» Stored dataset items
● ● ●

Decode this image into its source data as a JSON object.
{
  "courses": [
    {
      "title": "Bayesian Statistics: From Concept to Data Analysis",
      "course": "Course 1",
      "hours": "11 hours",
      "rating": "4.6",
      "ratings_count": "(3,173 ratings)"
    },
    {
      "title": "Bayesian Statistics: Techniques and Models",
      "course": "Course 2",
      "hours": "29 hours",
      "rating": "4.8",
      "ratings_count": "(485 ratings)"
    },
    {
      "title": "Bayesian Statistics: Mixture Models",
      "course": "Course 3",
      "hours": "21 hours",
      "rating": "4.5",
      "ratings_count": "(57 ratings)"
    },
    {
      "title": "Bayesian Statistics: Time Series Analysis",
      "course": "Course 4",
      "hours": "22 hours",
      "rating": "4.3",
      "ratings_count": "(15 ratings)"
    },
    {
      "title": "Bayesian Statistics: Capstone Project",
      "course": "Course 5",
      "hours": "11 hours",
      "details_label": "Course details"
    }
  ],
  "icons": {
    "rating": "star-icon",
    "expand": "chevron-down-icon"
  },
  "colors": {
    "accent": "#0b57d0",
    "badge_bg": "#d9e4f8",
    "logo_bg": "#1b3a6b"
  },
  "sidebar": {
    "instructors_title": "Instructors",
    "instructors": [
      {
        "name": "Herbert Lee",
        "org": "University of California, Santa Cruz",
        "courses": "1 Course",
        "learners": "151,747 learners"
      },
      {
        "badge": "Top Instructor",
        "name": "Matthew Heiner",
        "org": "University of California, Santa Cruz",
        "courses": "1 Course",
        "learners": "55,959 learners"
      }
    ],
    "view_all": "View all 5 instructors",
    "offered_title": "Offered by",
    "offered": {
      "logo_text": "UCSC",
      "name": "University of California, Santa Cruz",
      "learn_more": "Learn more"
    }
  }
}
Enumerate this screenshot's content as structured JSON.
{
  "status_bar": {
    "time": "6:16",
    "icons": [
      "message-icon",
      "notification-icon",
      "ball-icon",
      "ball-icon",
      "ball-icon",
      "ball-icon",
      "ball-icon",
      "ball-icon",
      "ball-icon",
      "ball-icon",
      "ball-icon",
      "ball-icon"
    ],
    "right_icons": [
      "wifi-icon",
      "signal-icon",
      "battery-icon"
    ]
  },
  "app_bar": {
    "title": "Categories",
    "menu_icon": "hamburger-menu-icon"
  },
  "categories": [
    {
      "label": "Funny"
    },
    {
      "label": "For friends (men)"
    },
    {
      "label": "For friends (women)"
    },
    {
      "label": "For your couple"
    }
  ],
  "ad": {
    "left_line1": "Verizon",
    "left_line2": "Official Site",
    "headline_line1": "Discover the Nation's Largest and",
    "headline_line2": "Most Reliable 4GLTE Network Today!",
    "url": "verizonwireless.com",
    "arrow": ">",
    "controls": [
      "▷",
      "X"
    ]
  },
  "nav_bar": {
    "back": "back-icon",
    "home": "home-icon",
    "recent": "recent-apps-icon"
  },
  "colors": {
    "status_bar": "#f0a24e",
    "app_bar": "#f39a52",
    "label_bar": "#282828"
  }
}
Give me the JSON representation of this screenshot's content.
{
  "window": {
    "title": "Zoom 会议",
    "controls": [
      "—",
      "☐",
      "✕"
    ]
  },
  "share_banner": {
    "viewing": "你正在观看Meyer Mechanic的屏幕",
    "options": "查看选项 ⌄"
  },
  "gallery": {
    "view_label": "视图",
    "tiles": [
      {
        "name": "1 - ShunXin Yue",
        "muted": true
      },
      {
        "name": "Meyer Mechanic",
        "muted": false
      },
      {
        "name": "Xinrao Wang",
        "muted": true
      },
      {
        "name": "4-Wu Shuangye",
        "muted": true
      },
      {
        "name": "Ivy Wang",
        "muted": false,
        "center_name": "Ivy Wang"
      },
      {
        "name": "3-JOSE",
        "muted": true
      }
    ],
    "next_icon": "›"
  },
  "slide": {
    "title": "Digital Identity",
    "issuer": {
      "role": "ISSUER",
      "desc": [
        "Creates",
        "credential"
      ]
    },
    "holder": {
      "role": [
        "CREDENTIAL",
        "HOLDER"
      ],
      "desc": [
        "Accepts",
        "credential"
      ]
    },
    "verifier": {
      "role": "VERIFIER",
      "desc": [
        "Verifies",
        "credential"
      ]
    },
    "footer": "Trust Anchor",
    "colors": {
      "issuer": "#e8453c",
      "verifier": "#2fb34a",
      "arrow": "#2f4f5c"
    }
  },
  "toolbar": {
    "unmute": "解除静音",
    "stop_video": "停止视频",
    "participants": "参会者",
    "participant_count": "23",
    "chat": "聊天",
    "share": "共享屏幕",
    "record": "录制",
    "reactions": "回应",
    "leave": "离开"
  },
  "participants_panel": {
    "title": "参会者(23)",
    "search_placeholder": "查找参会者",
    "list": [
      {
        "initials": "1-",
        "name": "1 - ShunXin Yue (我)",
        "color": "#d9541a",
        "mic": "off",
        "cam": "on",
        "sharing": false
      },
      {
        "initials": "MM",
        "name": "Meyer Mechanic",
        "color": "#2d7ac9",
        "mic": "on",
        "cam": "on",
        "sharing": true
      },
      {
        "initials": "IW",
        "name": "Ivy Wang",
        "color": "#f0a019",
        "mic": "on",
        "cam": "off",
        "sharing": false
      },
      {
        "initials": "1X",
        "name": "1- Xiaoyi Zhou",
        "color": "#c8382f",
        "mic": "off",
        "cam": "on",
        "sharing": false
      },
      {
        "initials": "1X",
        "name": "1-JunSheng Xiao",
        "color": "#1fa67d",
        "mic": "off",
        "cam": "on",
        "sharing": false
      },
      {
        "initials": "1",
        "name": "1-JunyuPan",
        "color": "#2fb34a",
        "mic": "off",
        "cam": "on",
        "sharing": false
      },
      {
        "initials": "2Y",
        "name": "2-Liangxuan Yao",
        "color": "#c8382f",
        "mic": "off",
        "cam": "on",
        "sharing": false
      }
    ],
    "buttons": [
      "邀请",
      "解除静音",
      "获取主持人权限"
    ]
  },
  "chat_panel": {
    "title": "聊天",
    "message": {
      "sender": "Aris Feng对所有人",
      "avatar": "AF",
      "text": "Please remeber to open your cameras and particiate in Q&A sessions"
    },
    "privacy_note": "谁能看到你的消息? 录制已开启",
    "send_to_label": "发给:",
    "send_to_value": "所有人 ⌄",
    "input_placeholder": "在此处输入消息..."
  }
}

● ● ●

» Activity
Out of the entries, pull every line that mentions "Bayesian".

» Task answer
      "title": "Bayesian Statistics: From Concept to Data Analysis",
      "title": "Bayesian Statistics: Techniques and Models",
      "title": "Bayesian Statistics: Mixture Models",
      "title": "Bayesian Statistics: Time Series Analysis",
      "title": "Bayesian Statistics: Capstone Project",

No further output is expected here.